ALISA ROTH: Under Bloomberg's plan, poor families will be able to earn as much as $5,000 a year for meeting certain goals.
Conditional cash incentives have been used widely in Latin America and Asia.
Francisco Ferreira is an economist at the World Bank. He says such programs have been shown to help ease poverty.
FRANCISCO FERREIRA: They also seem to effectively keep children in school and to increase the usage of health facilities.
Deyanira Del Rio works at a financial justice organization in the city called NEDAP. She says she's pleased the mayor is taking the problem of poverty seriously, but some aspects of the program worry her.
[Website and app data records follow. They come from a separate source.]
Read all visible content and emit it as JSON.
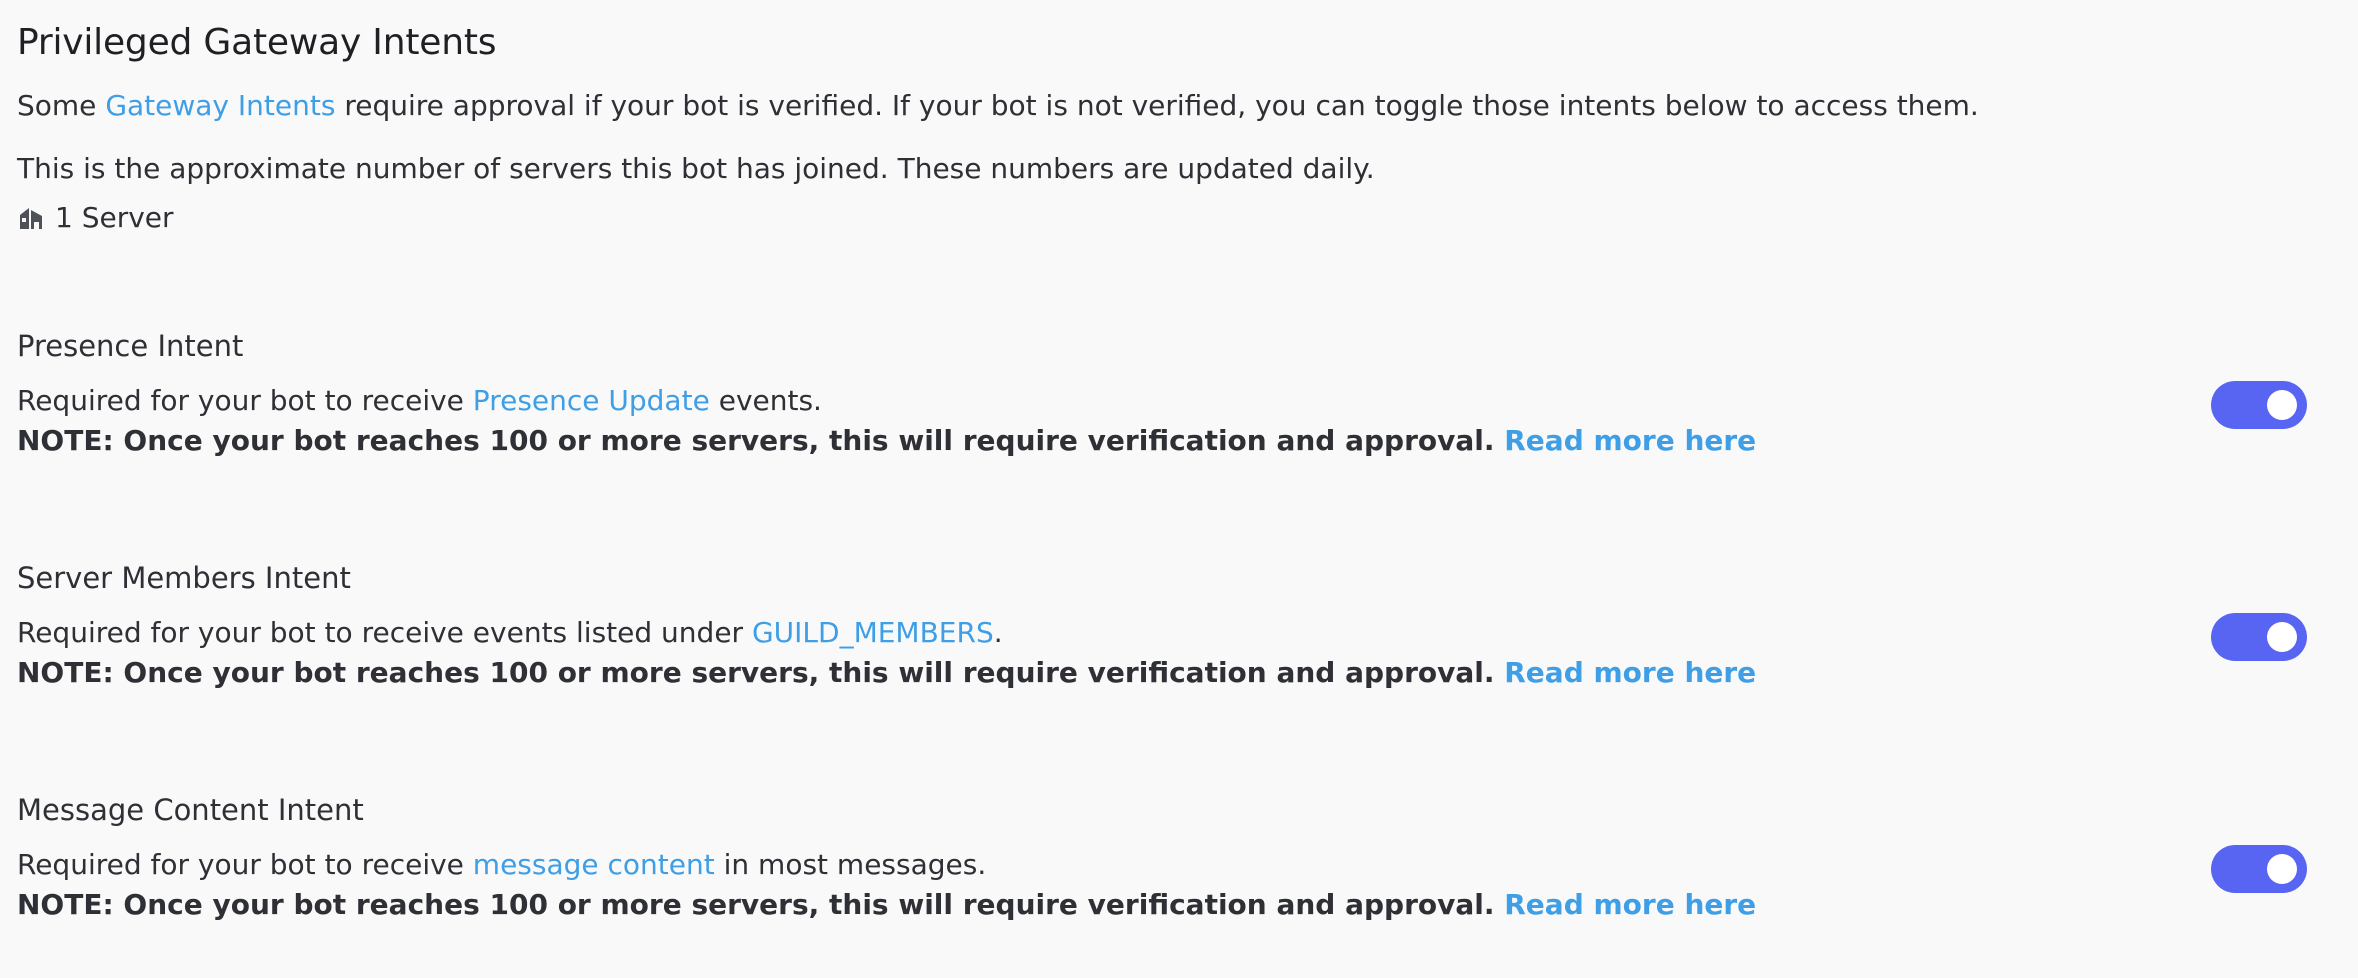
{
  "header": {
    "title": "Privileged Gateway Intents"
  },
  "intro": {
    "prefix": "Some ",
    "link": "Gateway Intents",
    "suffix": " require approval if your bot is verified. If your bot is not verified, you can toggle those intents below to access them."
  },
  "servers": {
    "note": "This is the approximate number of servers this bot has joined. These numbers are updated daily.",
    "icon": "server-icon",
    "count_label": "1 Server"
  },
  "intents": [
    {
      "title": "Presence Intent",
      "desc_prefix": "Required for your bot to receive ",
      "desc_link": "Presence Update",
      "desc_suffix": " events.",
      "note": "NOTE: Once your bot reaches 100 or more servers, this will require verification and approval.",
      "read_more": "Read more here",
      "enabled": true
    },
    {
      "title": "Server Members Intent",
      "desc_prefix": "Required for your bot to receive events listed under ",
      "desc_link": "GUILD_MEMBERS",
      "desc_suffix": ".",
      "note": "NOTE: Once your bot reaches 100 or more servers, this will require verification and approval.",
      "read_more": "Read more here",
      "enabled": true
    },
    {
      "title": "Message Content Intent",
      "desc_prefix": "Required for your bot to receive ",
      "desc_link": "message content",
      "desc_suffix": " in most messages.",
      "note": "NOTE: Once your bot reaches 100 or more servers, this will require verification and approval.",
      "read_more": "Read more here",
      "enabled": true
    }
  ],
  "colors": {
    "accent_link": "#3e9ee6",
    "toggle_on": "#5865f2",
    "text": "#2e3035",
    "background": "#f9f9fa"
  }
}
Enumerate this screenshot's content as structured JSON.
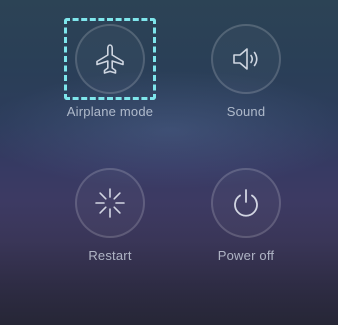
{
  "power_menu": {
    "items": [
      {
        "label": "Airplane mode",
        "icon": "airplane-icon"
      },
      {
        "label": "Sound",
        "icon": "speaker-icon"
      },
      {
        "label": "Restart",
        "icon": "restart-icon"
      },
      {
        "label": "Power off",
        "icon": "power-icon"
      }
    ],
    "highlight_color": "#7fe6ec"
  }
}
DEYANIRA DEL RIO: Suggesting that it's not the system that's broken, but that the people are the broken ones and that, you know, they need to be incentivized to behave better.
The program will initially cost about $50 million. If it works, Bloomberg says he'll try to make it a permanent, government-funded program.
In New York, I'm Alisa Roth for Marketplace.